● **Information provided**:
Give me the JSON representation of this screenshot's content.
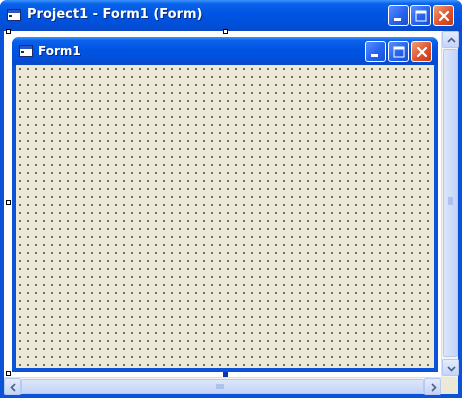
{
  "outer_window": {
    "title": "Project1 - Form1 (Form)",
    "icon": "form-icon",
    "buttons": {
      "minimize": "minimize-icon",
      "maximize": "maximize-icon",
      "close": "close-icon"
    }
  },
  "form_window": {
    "title": "Form1",
    "icon": "form-icon",
    "buttons": {
      "minimize": "minimize-icon",
      "maximize": "maximize-icon",
      "close": "close-icon"
    }
  },
  "colors": {
    "titlebar_blue": "#0054e3",
    "close_red": "#e0542c",
    "form_background": "#ece9d8",
    "grid_dot": "#000000"
  }
}
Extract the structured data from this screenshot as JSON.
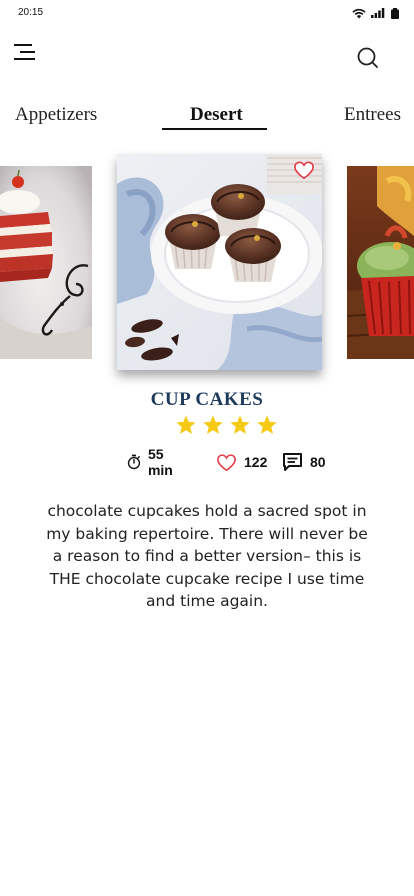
{
  "status_bar": {
    "time": "20:15"
  },
  "tabs": [
    {
      "label": "Appetizers",
      "active": false
    },
    {
      "label": "Desert",
      "active": true
    },
    {
      "label": "Entrees",
      "active": false
    }
  ],
  "recipe": {
    "title": "CUP CAKES",
    "rating": 4,
    "rating_max": 4,
    "cook_time": "55 min",
    "likes": "122",
    "comments": "80",
    "description": "chocolate cupcakes hold a sacred spot in my baking repertoire. There will never be a reason to find a better version– this is THE chocolate cupcake recipe I use time and time again."
  },
  "colors": {
    "title": "#1e3a5c",
    "star": "#f6c915",
    "heart": "#e23b47",
    "underline": "#111111"
  },
  "icons": {
    "menu": "hamburger-menu-icon",
    "search": "search-icon",
    "favorite": "heart-outline-icon",
    "timer": "stopwatch-icon",
    "likes": "heart-outline-icon",
    "comments": "comment-icon"
  }
}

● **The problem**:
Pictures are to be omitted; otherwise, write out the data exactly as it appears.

● **Exercise solution**:
Give me the JSON representation of this screenshot's content.
{
  "outer_window": {
    "title": "Project1 - Form1 (Form)",
    "icon": "form-icon",
    "buttons": {
      "minimize": "minimize-icon",
      "maximize": "maximize-icon",
      "close": "close-icon"
    }
  },
  "form_window": {
    "title": "Form1",
    "icon": "form-icon",
    "buttons": {
      "minimize": "minimize-icon",
      "maximize": "maximize-icon",
      "close": "close-icon"
    }
  },
  "colors": {
    "titlebar_blue": "#0054e3",
    "close_red": "#e0542c",
    "form_background": "#ece9d8",
    "grid_dot": "#000000"
  }
}
Extract the structured data from this screenshot as JSON.
{
  "status_bar": {
    "time": "20:15"
  },
  "tabs": [
    {
      "label": "Appetizers",
      "active": false
    },
    {
      "label": "Desert",
      "active": true
    },
    {
      "label": "Entrees",
      "active": false
    }
  ],
  "recipe": {
    "title": "CUP CAKES",
    "rating": 4,
    "rating_max": 4,
    "cook_time": "55 min",
    "likes": "122",
    "comments": "80",
    "description": "chocolate cupcakes hold a sacred spot in my baking repertoire. There will never be a reason to find a better version– this is THE chocolate cupcake recipe I use time and time again."
  },
  "colors": {
    "title": "#1e3a5c",
    "star": "#f6c915",
    "heart": "#e23b47",
    "underline": "#111111"
  },
  "icons": {
    "menu": "hamburger-menu-icon",
    "search": "search-icon",
    "favorite": "heart-outline-icon",
    "timer": "stopwatch-icon",
    "likes": "heart-outline-icon",
    "comments": "comment-icon"
  }
}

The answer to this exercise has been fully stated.